Joel:  Condo hotel prices vary, depending on quality, brand, amenities and location.  The range can be anywhere from $200,000 to over $1 million for prime properties.

The highest prices are commanded at upscale locations such as Miami Beach and Las Vegas.  In places outside the U.S., like Dubai, Mexico and Panama, for example,  quality condo hotel units can often be had for bargain prices because of the much cheaper land and construction costs abroad.

Gregg:  I’m sure condo hotels aren’t for everyone.  Can you tell us some of the negative aspects of condo hotels so that buyers can consider the pros and cons of this type of ownership? 

Joel:  Yes, let me provide you with the four main disadvantages of condo hotel ownership:

  1. No guaranteed cash flow – While cash flow is a possibility for condo hotel owners who place their units in the property’s rental program, there are no guarantees. Condo hotels are designed to break even and to provide you with a way to offset some and maybe even all of your ownership expenses.  However, if the market turns bad for any reason and the hotel business drops, then the rental revenue generated from your unit will drop as well.  You are buying into a hotel operation and must recognize the inherent risk that you may have to carry the costs of your investment during bad times, just as you will be rewarded during good times.
  2. No exchange program – Condo hotels are not fractionals and they’re not timeshares.  For the most part, you own a unit, your unit, and you will always use your unit at this same location.  If you wish to “exchange” your vacation time for another destination, a feature often available for fractionals and time shares, then a condo hotel might not work for you.
  3. Standardized decor – If you are planning to place your unit into the rental program, you won’t be permitted to make changes to its furnishings and décor.  Every unit in the rental program must look identical, similar to rooms in a hotel.  The decor is chosen by the developer, usually working with an interior designer.  If you want individuality, buy a traditional condominium unit instead.
  4. Limitations on use of your unit – If you place your condo hotel unit into the rental program, it may not be available for your personal use on short notice.  You may be required to book in advance, and you may also be restricted to how many days per year you can use your unit.  A typical rental program allows the owner up to 60 days of usage per year.
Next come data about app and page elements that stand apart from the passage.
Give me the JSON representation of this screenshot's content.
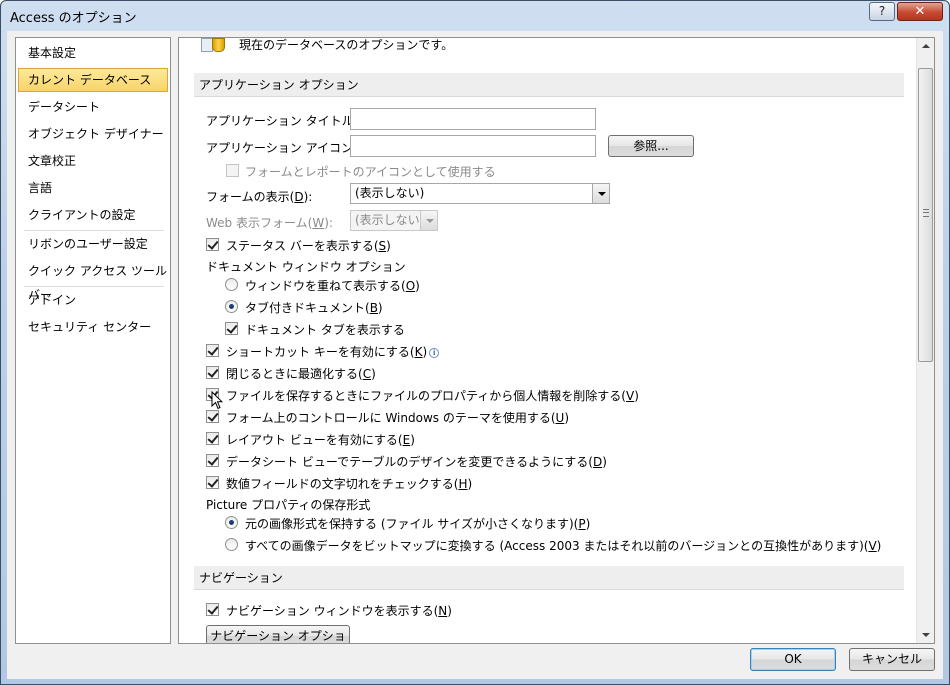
{
  "window": {
    "title": "Access のオプション",
    "help_label": "?",
    "close_label": "✕"
  },
  "nav": {
    "items": [
      {
        "label": "基本設定"
      },
      {
        "label": "カレント データベース"
      },
      {
        "label": "データシート"
      },
      {
        "label": "オブジェクト デザイナー"
      },
      {
        "label": "文章校正"
      },
      {
        "label": "言語"
      },
      {
        "label": "クライアントの設定"
      },
      {
        "label": "リボンのユーザー設定"
      },
      {
        "label": "クイック アクセス ツール バー"
      },
      {
        "label": "アドイン"
      },
      {
        "label": "セキュリティ センター"
      }
    ],
    "selected": "カレント データベース"
  },
  "content": {
    "intro_text": "現在のデータベースのオプションです。",
    "app_section": {
      "header": "アプリケーション オプション",
      "app_title": {
        "label": "アプリケーション タイトル(",
        "key": "T",
        "suffix": "):",
        "value": ""
      },
      "app_icon": {
        "label": "アプリケーション アイコン(",
        "key": "I",
        "suffix": "):",
        "value": "",
        "browse_label": "参照..."
      },
      "icon_for_forms": {
        "label": "フォームとレポートのアイコンとして使用する",
        "checked": false,
        "enabled": false
      },
      "display_form": {
        "label": "フォームの表示(",
        "key": "D",
        "suffix": "):",
        "value": "(表示しない)"
      },
      "web_display_form": {
        "label": "Web 表示フォーム(",
        "key": "W",
        "suffix": "):",
        "value": "(表示しない)",
        "enabled": false
      },
      "status_bar": {
        "label": "ステータス バーを表示する(",
        "key": "S",
        "suffix": ")",
        "checked": true
      },
      "doc_window_options": {
        "label": "ドキュメント ウィンドウ オプション",
        "overlapping": {
          "label": "ウィンドウを重ねて表示する(",
          "key": "O",
          "suffix": ")",
          "selected": false
        },
        "tabbed": {
          "label": "タブ付きドキュメント(",
          "key": "B",
          "suffix": ")",
          "selected": true
        },
        "show_tabs": {
          "label": "ドキュメント タブを表示する",
          "checked": true
        }
      },
      "shortcut_keys": {
        "label": "ショートカット キーを有効にする(",
        "key": "K",
        "suffix": ")",
        "checked": true,
        "info_icon": "i"
      },
      "compact_on_close": {
        "label": "閉じるときに最適化する(",
        "key": "C",
        "suffix": ")",
        "checked": true
      },
      "remove_personal_info": {
        "label": "ファイルを保存するときにファイルのプロパティから個人情報を削除する(",
        "key": "V",
        "suffix": ")",
        "checked": true
      },
      "windows_themes": {
        "label": "フォーム上のコントロールに Windows のテーマを使用する(",
        "key": "U",
        "suffix": ")",
        "checked": true
      },
      "layout_view": {
        "label": "レイアウト ビューを有効にする(",
        "key": "E",
        "suffix": ")",
        "checked": true
      },
      "datasheet_design": {
        "label": "データシート ビューでテーブルのデザインを変更できるようにする(",
        "key": "D",
        "suffix": ")",
        "checked": true
      },
      "truncated_fields": {
        "label": "数値フィールドの文字切れをチェックする(",
        "key": "H",
        "suffix": ")",
        "checked": true
      },
      "picture_format": {
        "label": "Picture プロパティの保存形式",
        "preserve": {
          "label": "元の画像形式を保持する (ファイル サイズが小さくなります)(",
          "key": "P",
          "suffix": ")",
          "selected": true
        },
        "convert": {
          "label": "すべての画像データをビットマップに変換する (Access 2003 またはそれ以前のバージョンとの互換性があります)(",
          "key": "V",
          "suffix": ")",
          "selected": false
        }
      }
    },
    "nav_section": {
      "header": "ナビゲーション",
      "show_nav": {
        "label": "ナビゲーション ウィンドウを表示する(",
        "key": "N",
        "suffix": ")",
        "checked": true
      },
      "nav_options_label": "ナビゲーション オプション..."
    }
  },
  "footer": {
    "ok_label": "OK",
    "cancel_label": "キャンセル"
  }
}
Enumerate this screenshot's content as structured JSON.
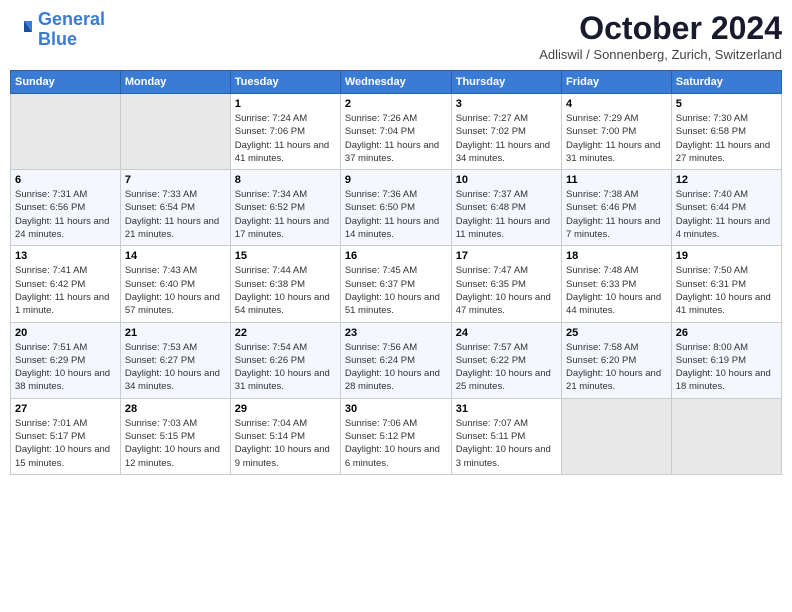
{
  "header": {
    "logo_line1": "General",
    "logo_line2": "Blue",
    "month_title": "October 2024",
    "subtitle": "Adliswil / Sonnenberg, Zurich, Switzerland"
  },
  "weekdays": [
    "Sunday",
    "Monday",
    "Tuesday",
    "Wednesday",
    "Thursday",
    "Friday",
    "Saturday"
  ],
  "weeks": [
    [
      {
        "day": "",
        "sunrise": "",
        "sunset": "",
        "daylight": ""
      },
      {
        "day": "",
        "sunrise": "",
        "sunset": "",
        "daylight": ""
      },
      {
        "day": "1",
        "sunrise": "Sunrise: 7:24 AM",
        "sunset": "Sunset: 7:06 PM",
        "daylight": "Daylight: 11 hours and 41 minutes."
      },
      {
        "day": "2",
        "sunrise": "Sunrise: 7:26 AM",
        "sunset": "Sunset: 7:04 PM",
        "daylight": "Daylight: 11 hours and 37 minutes."
      },
      {
        "day": "3",
        "sunrise": "Sunrise: 7:27 AM",
        "sunset": "Sunset: 7:02 PM",
        "daylight": "Daylight: 11 hours and 34 minutes."
      },
      {
        "day": "4",
        "sunrise": "Sunrise: 7:29 AM",
        "sunset": "Sunset: 7:00 PM",
        "daylight": "Daylight: 11 hours and 31 minutes."
      },
      {
        "day": "5",
        "sunrise": "Sunrise: 7:30 AM",
        "sunset": "Sunset: 6:58 PM",
        "daylight": "Daylight: 11 hours and 27 minutes."
      }
    ],
    [
      {
        "day": "6",
        "sunrise": "Sunrise: 7:31 AM",
        "sunset": "Sunset: 6:56 PM",
        "daylight": "Daylight: 11 hours and 24 minutes."
      },
      {
        "day": "7",
        "sunrise": "Sunrise: 7:33 AM",
        "sunset": "Sunset: 6:54 PM",
        "daylight": "Daylight: 11 hours and 21 minutes."
      },
      {
        "day": "8",
        "sunrise": "Sunrise: 7:34 AM",
        "sunset": "Sunset: 6:52 PM",
        "daylight": "Daylight: 11 hours and 17 minutes."
      },
      {
        "day": "9",
        "sunrise": "Sunrise: 7:36 AM",
        "sunset": "Sunset: 6:50 PM",
        "daylight": "Daylight: 11 hours and 14 minutes."
      },
      {
        "day": "10",
        "sunrise": "Sunrise: 7:37 AM",
        "sunset": "Sunset: 6:48 PM",
        "daylight": "Daylight: 11 hours and 11 minutes."
      },
      {
        "day": "11",
        "sunrise": "Sunrise: 7:38 AM",
        "sunset": "Sunset: 6:46 PM",
        "daylight": "Daylight: 11 hours and 7 minutes."
      },
      {
        "day": "12",
        "sunrise": "Sunrise: 7:40 AM",
        "sunset": "Sunset: 6:44 PM",
        "daylight": "Daylight: 11 hours and 4 minutes."
      }
    ],
    [
      {
        "day": "13",
        "sunrise": "Sunrise: 7:41 AM",
        "sunset": "Sunset: 6:42 PM",
        "daylight": "Daylight: 11 hours and 1 minute."
      },
      {
        "day": "14",
        "sunrise": "Sunrise: 7:43 AM",
        "sunset": "Sunset: 6:40 PM",
        "daylight": "Daylight: 10 hours and 57 minutes."
      },
      {
        "day": "15",
        "sunrise": "Sunrise: 7:44 AM",
        "sunset": "Sunset: 6:38 PM",
        "daylight": "Daylight: 10 hours and 54 minutes."
      },
      {
        "day": "16",
        "sunrise": "Sunrise: 7:45 AM",
        "sunset": "Sunset: 6:37 PM",
        "daylight": "Daylight: 10 hours and 51 minutes."
      },
      {
        "day": "17",
        "sunrise": "Sunrise: 7:47 AM",
        "sunset": "Sunset: 6:35 PM",
        "daylight": "Daylight: 10 hours and 47 minutes."
      },
      {
        "day": "18",
        "sunrise": "Sunrise: 7:48 AM",
        "sunset": "Sunset: 6:33 PM",
        "daylight": "Daylight: 10 hours and 44 minutes."
      },
      {
        "day": "19",
        "sunrise": "Sunrise: 7:50 AM",
        "sunset": "Sunset: 6:31 PM",
        "daylight": "Daylight: 10 hours and 41 minutes."
      }
    ],
    [
      {
        "day": "20",
        "sunrise": "Sunrise: 7:51 AM",
        "sunset": "Sunset: 6:29 PM",
        "daylight": "Daylight: 10 hours and 38 minutes."
      },
      {
        "day": "21",
        "sunrise": "Sunrise: 7:53 AM",
        "sunset": "Sunset: 6:27 PM",
        "daylight": "Daylight: 10 hours and 34 minutes."
      },
      {
        "day": "22",
        "sunrise": "Sunrise: 7:54 AM",
        "sunset": "Sunset: 6:26 PM",
        "daylight": "Daylight: 10 hours and 31 minutes."
      },
      {
        "day": "23",
        "sunrise": "Sunrise: 7:56 AM",
        "sunset": "Sunset: 6:24 PM",
        "daylight": "Daylight: 10 hours and 28 minutes."
      },
      {
        "day": "24",
        "sunrise": "Sunrise: 7:57 AM",
        "sunset": "Sunset: 6:22 PM",
        "daylight": "Daylight: 10 hours and 25 minutes."
      },
      {
        "day": "25",
        "sunrise": "Sunrise: 7:58 AM",
        "sunset": "Sunset: 6:20 PM",
        "daylight": "Daylight: 10 hours and 21 minutes."
      },
      {
        "day": "26",
        "sunrise": "Sunrise: 8:00 AM",
        "sunset": "Sunset: 6:19 PM",
        "daylight": "Daylight: 10 hours and 18 minutes."
      }
    ],
    [
      {
        "day": "27",
        "sunrise": "Sunrise: 7:01 AM",
        "sunset": "Sunset: 5:17 PM",
        "daylight": "Daylight: 10 hours and 15 minutes."
      },
      {
        "day": "28",
        "sunrise": "Sunrise: 7:03 AM",
        "sunset": "Sunset: 5:15 PM",
        "daylight": "Daylight: 10 hours and 12 minutes."
      },
      {
        "day": "29",
        "sunrise": "Sunrise: 7:04 AM",
        "sunset": "Sunset: 5:14 PM",
        "daylight": "Daylight: 10 hours and 9 minutes."
      },
      {
        "day": "30",
        "sunrise": "Sunrise: 7:06 AM",
        "sunset": "Sunset: 5:12 PM",
        "daylight": "Daylight: 10 hours and 6 minutes."
      },
      {
        "day": "31",
        "sunrise": "Sunrise: 7:07 AM",
        "sunset": "Sunset: 5:11 PM",
        "daylight": "Daylight: 10 hours and 3 minutes."
      },
      {
        "day": "",
        "sunrise": "",
        "sunset": "",
        "daylight": ""
      },
      {
        "day": "",
        "sunrise": "",
        "sunset": "",
        "daylight": ""
      }
    ]
  ]
}
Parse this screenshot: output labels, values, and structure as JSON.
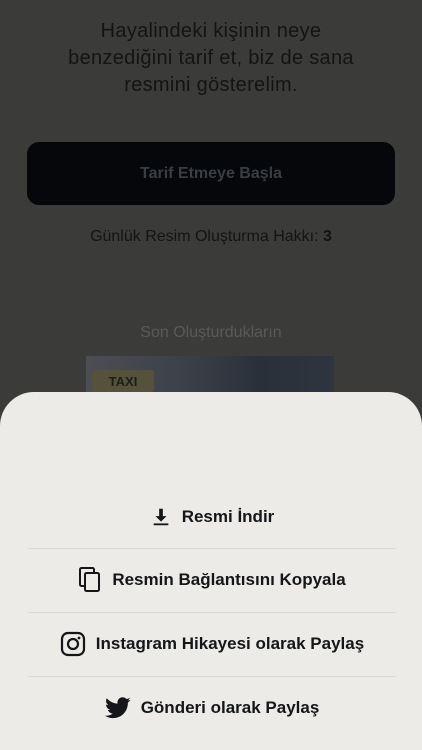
{
  "intro": {
    "line1": "Hayalindeki kişinin neye",
    "line2": "benzediğini tarif et, biz de sana",
    "line3": "resmini gösterelim."
  },
  "start_button": "Tarif Etmeye Başla",
  "quota": {
    "label": "Günlük Resim Oluşturma Hakkı:",
    "value": "3"
  },
  "recent": {
    "title": "Son Oluşturdukların",
    "thumb_sign": "TAXI"
  },
  "sheet": {
    "items": [
      {
        "label": "Resmi İndir",
        "icon": "download-icon"
      },
      {
        "label": "Resmin Bağlantısını Kopyala",
        "icon": "copy-icon"
      },
      {
        "label": "Instagram Hikayesi olarak Paylaş",
        "icon": "instagram-icon"
      },
      {
        "label": "Gönderi olarak Paylaş",
        "icon": "twitter-icon"
      }
    ]
  },
  "colors": {
    "overlay_background": "#3b3b3a",
    "sheet_background": "#ecebe7",
    "button_dark": "#05070b",
    "text_dark": "#14161a"
  }
}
Gregg:  When is the best time to buy a condo hotel?

Joel:  We recommend that buyers get in at the earliest preconstruction phase.  Why?  That’s when prices are lowest and inventory selection is greatest.

Gregg:  Is financing available for condo hotels?

Joel:  Yes, many lenders now offer financing on condo hotel units.  However, the rate is usually slightly higher for this type of residence, because lenders assume more risk on a second home than a primary residence.

Gregg:  Thanks, Joel, for all that great information.  Where can people go if they want more information on condo hotels?

Joel:  We recommend that people sign up for our Condo Hotel Property Alerts.  That’s our FREE bi-weekly newsletter announcing new condo hotels coming on the market.

When they subscribe they’ll get a copy of our 18-page Condo Hotel Report.  It has detailed information on condo hotels including pictures of some available properties.  They can subscribe here, http://condohotelcenter.com/subscribe.html